China's state-backed Tsinghua Unigroup Ltd is preparing a $23 billion bid for U.S. memory chip maker Micron Technology Inc. If the deal goes through, it would be the biggest Chinese takeover of a U.S. company.
A person close to Tsinghua said the Chinese technology conglomerate is preparing to bid $21 per share for Micron, a 19.3% premium over its Monday closing price. The source added that the offer could come as early as Wednesday.
Beijing-based Tsinghua, the country's largest state-owned chip design company, has been on the hunt for opportunities in the U.S. technology sector. The company’s potential purchase of Micron is regarded as a strategic move to help the advancement of China's own chip sector, according to CNBC.
If the deal does go ahead, it’s likely to come under scrutiny from U.S officials, who have blocked Chinese takeover attempts in the past on national security grounds. According to the Wall Street Journal, the most likely review body would be the Committee on Foreign Investments in the United States, which brings together officials from more than a dozen government departments and agencies.

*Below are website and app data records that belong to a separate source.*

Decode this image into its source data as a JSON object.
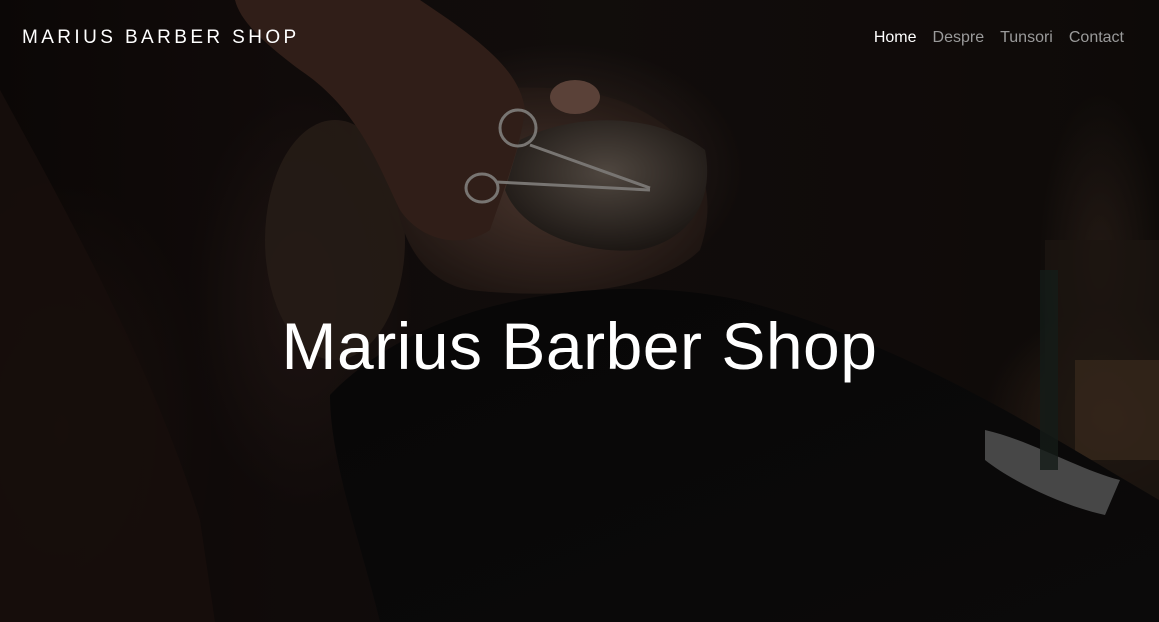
{
  "navbar": {
    "brand": "MARIUS BARBER SHOP",
    "links": [
      {
        "label": "Home",
        "active": true
      },
      {
        "label": "Despre",
        "active": false
      },
      {
        "label": "Tunsori",
        "active": false
      },
      {
        "label": "Contact",
        "active": false
      }
    ]
  },
  "hero": {
    "title": "Marius Barber Shop",
    "background_subject": "barber trimming a customer's beard with scissors"
  },
  "colors": {
    "nav_active": "#ffffff",
    "nav_inactive": "#9a9a9a",
    "overlay": "#000000"
  }
}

Vincent Gu, a Shanghai-based analyst at iSupply, said the chances of the U.S. government approving the deal would be "next to zero" given the political hurdles. "It's difficult to purchase the critical technology. China should stay firmly grounded and persevere with researching the technology itself," Gu said.
Idaho-based Micron is so far staying tight-lipped over the deal; spokesman Daniel Francisco said: “While Micron does not comment on rumors or speculation, we can confirm we have not received an offer.”
Micron shares have been down this year on weakening demand for its DRAM chips amid a decline in global PC shipments. The company also produces NAND flash memory and solid-state drives.